_What the task asks_: In the entries below, find the lines that contain the word "subtitle" and copy them.

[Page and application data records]
────────────────────────────────────────

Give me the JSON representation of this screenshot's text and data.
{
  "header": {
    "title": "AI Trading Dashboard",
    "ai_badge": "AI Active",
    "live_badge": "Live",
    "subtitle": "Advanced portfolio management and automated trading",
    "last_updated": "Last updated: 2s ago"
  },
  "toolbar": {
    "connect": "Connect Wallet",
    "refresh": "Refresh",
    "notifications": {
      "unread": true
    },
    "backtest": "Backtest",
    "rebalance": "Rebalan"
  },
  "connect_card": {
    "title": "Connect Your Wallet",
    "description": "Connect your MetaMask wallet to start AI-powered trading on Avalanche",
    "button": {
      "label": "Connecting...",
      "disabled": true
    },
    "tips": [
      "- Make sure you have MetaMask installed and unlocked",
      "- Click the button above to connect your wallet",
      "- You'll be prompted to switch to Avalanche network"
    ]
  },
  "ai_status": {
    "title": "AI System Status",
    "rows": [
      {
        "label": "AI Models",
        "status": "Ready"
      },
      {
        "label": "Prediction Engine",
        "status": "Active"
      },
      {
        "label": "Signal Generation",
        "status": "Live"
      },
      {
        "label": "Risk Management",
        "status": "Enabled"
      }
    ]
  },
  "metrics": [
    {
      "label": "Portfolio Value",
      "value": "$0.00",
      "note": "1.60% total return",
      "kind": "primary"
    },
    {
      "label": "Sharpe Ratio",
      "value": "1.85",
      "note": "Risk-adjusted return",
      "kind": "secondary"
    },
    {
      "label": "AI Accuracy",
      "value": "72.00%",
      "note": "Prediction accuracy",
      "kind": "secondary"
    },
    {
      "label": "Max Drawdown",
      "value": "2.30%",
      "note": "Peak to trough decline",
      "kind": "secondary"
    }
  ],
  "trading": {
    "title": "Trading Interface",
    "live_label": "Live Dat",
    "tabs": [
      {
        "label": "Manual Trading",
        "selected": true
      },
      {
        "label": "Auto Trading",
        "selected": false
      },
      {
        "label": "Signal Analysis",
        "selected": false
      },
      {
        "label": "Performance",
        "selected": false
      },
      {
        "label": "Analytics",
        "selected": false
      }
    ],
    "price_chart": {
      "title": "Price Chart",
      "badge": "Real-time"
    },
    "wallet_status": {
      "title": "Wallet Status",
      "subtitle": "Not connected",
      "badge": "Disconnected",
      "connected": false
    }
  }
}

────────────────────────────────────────

_Response to the task_:
    "subtitle": "Advanced portfolio management and automated trading",
      "subtitle": "Not connected",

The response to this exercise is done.